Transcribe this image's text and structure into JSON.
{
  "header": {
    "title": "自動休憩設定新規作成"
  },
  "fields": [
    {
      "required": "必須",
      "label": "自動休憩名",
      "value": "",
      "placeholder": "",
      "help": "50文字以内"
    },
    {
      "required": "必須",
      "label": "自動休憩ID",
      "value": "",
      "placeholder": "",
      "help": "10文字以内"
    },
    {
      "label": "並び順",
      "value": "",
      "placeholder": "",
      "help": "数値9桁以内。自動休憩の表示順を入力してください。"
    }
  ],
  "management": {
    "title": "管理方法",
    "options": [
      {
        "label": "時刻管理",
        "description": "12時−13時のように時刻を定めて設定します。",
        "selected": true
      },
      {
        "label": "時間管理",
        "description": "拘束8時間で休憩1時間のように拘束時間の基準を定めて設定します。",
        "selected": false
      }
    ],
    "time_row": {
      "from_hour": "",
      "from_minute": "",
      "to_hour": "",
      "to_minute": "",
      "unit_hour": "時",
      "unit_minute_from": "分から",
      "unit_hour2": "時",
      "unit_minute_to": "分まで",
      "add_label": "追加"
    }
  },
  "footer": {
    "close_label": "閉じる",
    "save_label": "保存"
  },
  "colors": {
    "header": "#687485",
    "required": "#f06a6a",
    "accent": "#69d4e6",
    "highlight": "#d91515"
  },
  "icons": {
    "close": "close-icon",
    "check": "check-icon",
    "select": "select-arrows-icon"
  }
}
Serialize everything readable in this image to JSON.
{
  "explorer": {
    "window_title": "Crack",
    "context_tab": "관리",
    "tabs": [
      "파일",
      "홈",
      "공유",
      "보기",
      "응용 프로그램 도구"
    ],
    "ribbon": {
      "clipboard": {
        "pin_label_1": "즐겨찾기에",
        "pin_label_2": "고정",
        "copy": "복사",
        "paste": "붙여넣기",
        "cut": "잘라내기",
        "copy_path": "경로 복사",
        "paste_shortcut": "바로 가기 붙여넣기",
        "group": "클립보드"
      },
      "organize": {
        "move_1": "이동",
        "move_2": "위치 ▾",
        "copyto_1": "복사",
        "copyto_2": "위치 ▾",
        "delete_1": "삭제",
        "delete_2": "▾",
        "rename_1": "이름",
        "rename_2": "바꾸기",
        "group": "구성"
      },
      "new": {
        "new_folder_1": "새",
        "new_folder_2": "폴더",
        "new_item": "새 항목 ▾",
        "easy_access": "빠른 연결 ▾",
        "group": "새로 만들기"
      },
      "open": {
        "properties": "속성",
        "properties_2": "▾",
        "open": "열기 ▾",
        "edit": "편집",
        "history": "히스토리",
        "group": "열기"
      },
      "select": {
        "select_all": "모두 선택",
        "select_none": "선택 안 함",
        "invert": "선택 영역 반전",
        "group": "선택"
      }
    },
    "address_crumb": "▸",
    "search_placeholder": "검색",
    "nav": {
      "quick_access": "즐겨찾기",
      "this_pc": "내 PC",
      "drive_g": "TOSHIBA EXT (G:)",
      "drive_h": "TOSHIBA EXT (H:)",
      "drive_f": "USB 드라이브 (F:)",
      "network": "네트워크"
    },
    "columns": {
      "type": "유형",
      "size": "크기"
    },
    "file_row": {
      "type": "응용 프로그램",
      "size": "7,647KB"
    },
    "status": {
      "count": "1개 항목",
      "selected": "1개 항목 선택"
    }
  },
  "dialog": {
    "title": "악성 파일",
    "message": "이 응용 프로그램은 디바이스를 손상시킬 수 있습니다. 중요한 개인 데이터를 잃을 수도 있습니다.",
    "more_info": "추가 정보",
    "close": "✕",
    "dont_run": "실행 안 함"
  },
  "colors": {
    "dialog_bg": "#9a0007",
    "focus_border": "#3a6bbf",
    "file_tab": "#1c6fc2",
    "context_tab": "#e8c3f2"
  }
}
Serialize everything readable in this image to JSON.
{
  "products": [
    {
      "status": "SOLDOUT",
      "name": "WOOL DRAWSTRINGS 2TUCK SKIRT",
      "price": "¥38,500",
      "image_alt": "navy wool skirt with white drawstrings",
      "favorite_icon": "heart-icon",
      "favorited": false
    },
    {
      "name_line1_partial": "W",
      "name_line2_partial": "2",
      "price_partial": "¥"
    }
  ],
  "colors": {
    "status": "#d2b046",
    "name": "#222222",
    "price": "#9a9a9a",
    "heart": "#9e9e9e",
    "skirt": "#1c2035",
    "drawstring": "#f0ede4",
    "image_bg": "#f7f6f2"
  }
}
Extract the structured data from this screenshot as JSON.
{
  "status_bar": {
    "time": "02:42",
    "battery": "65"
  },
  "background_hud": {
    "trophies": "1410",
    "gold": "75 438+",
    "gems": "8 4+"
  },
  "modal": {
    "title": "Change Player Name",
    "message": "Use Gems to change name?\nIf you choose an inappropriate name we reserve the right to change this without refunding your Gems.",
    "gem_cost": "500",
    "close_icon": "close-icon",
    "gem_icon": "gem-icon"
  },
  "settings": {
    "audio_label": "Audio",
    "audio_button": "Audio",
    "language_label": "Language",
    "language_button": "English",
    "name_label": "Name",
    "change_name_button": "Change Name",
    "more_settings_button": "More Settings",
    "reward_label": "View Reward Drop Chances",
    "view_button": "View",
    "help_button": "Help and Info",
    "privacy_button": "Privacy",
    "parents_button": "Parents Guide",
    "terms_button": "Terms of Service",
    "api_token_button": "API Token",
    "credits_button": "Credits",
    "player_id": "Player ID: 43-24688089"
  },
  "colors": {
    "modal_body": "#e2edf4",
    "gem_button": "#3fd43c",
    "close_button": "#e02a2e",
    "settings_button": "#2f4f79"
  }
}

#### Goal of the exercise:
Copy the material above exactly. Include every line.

#### Task output:
Transcribe this image's text and structure into JSON.
{
  "header": {
    "title": "自動休憩設定新規作成"
  },
  "fields": [
    {
      "required": "必須",
      "label": "自動休憩名",
      "value": "",
      "placeholder": "",
      "help": "50文字以内"
    },
    {
      "required": "必須",
      "label": "自動休憩ID",
      "value": "",
      "placeholder": "",
      "help": "10文字以内"
    },
    {
      "label": "並び順",
      "value": "",
      "placeholder": "",
      "help": "数値9桁以内。自動休憩の表示順を入力してください。"
    }
  ],
  "management": {
    "title": "管理方法",
    "options": [
      {
        "label": "時刻管理",
        "description": "12時−13時のように時刻を定めて設定します。",
        "selected": true
      },
      {
        "label": "時間管理",
        "description": "拘束8時間で休憩1時間のように拘束時間の基準を定めて設定します。",
        "selected": false
      }
    ],
    "time_row": {
      "from_hour": "",
      "from_minute": "",
      "to_hour": "",
      "to_minute": "",
      "unit_hour": "時",
      "unit_minute_from": "分から",
      "unit_hour2": "時",
      "unit_minute_to": "分まで",
      "add_label": "追加"
    }
  },
  "footer": {
    "close_label": "閉じる",
    "save_label": "保存"
  },
  "colors": {
    "header": "#687485",
    "required": "#f06a6a",
    "accent": "#69d4e6",
    "highlight": "#d91515"
  },
  "icons": {
    "close": "close-icon",
    "check": "check-icon",
    "select": "select-arrows-icon"
  }
}
Serialize everything readable in this image to JSON.
{
  "explorer": {
    "window_title": "Crack",
    "context_tab": "관리",
    "tabs": [
      "파일",
      "홈",
      "공유",
      "보기",
      "응용 프로그램 도구"
    ],
    "ribbon": {
      "clipboard": {
        "pin_label_1": "즐겨찾기에",
        "pin_label_2": "고정",
        "copy": "복사",
        "paste": "붙여넣기",
        "cut": "잘라내기",
        "copy_path": "경로 복사",
        "paste_shortcut": "바로 가기 붙여넣기",
        "group": "클립보드"
      },
      "organize": {
        "move_1": "이동",
        "move_2": "위치 ▾",
        "copyto_1": "복사",
        "copyto_2": "위치 ▾",
        "delete_1": "삭제",
        "delete_2": "▾",
        "rename_1": "이름",
        "rename_2": "바꾸기",
        "group": "구성"
      },
      "new": {
        "new_folder_1": "새",
        "new_folder_2": "폴더",
        "new_item": "새 항목 ▾",
        "easy_access": "빠른 연결 ▾",
        "group": "새로 만들기"
      },
      "open": {
        "properties": "속성",
        "properties_2": "▾",
        "open": "열기 ▾",
        "edit": "편집",
        "history": "히스토리",
        "group": "열기"
      },
      "select": {
        "select_all": "모두 선택",
        "select_none": "선택 안 함",
        "invert": "선택 영역 반전",
        "group": "선택"
      }
    },
    "address_crumb": "▸",
    "search_placeholder": "검색",
    "nav": {
      "quick_access": "즐겨찾기",
      "this_pc": "내 PC",
      "drive_g": "TOSHIBA EXT (G:)",
      "drive_h": "TOSHIBA EXT (H:)",
      "drive_f": "USB 드라이브 (F:)",
      "network": "네트워크"
    },
    "columns": {
      "type": "유형",
      "size": "크기"
    },
    "file_row": {
      "type": "응용 프로그램",
      "size": "7,647KB"
    },
    "status": {
      "count": "1개 항목",
      "selected": "1개 항목 선택"
    }
  },
  "dialog": {
    "title": "악성 파일",
    "message": "이 응용 프로그램은 디바이스를 손상시킬 수 있습니다. 중요한 개인 데이터를 잃을 수도 있습니다.",
    "more_info": "추가 정보",
    "close": "✕",
    "dont_run": "실행 안 함"
  },
  "colors": {
    "dialog_bg": "#9a0007",
    "focus_border": "#3a6bbf",
    "file_tab": "#1c6fc2",
    "context_tab": "#e8c3f2"
  }
}
Serialize everything readable in this image to JSON.
{
  "products": [
    {
      "status": "SOLDOUT",
      "name": "WOOL DRAWSTRINGS 2TUCK SKIRT",
      "price": "¥38,500",
      "image_alt": "navy wool skirt with white drawstrings",
      "favorite_icon": "heart-icon",
      "favorited": false
    },
    {
      "name_line1_partial": "W",
      "name_line2_partial": "2",
      "price_partial": "¥"
    }
  ],
  "colors": {
    "status": "#d2b046",
    "name": "#222222",
    "price": "#9a9a9a",
    "heart": "#9e9e9e",
    "skirt": "#1c2035",
    "drawstring": "#f0ede4",
    "image_bg": "#f7f6f2"
  }
}
Extract the structured data from this screenshot as JSON.
{
  "status_bar": {
    "time": "02:42",
    "battery": "65"
  },
  "background_hud": {
    "trophies": "1410",
    "gold": "75 438+",
    "gems": "8 4+"
  },
  "modal": {
    "title": "Change Player Name",
    "message": "Use Gems to change name?\nIf you choose an inappropriate name we reserve the right to change this without refunding your Gems.",
    "gem_cost": "500",
    "close_icon": "close-icon",
    "gem_icon": "gem-icon"
  },
  "settings": {
    "audio_label": "Audio",
    "audio_button": "Audio",
    "language_label": "Language",
    "language_button": "English",
    "name_label": "Name",
    "change_name_button": "Change Name",
    "more_settings_button": "More Settings",
    "reward_label": "View Reward Drop Chances",
    "view_button": "View",
    "help_button": "Help and Info",
    "privacy_button": "Privacy",
    "parents_button": "Parents Guide",
    "terms_button": "Terms of Service",
    "api_token_button": "API Token",
    "credits_button": "Credits",
    "player_id": "Player ID: 43-24688089"
  },
  "colors": {
    "modal_body": "#e2edf4",
    "gem_button": "#3fd43c",
    "close_button": "#e02a2e",
    "settings_button": "#2f4f79"
  }
}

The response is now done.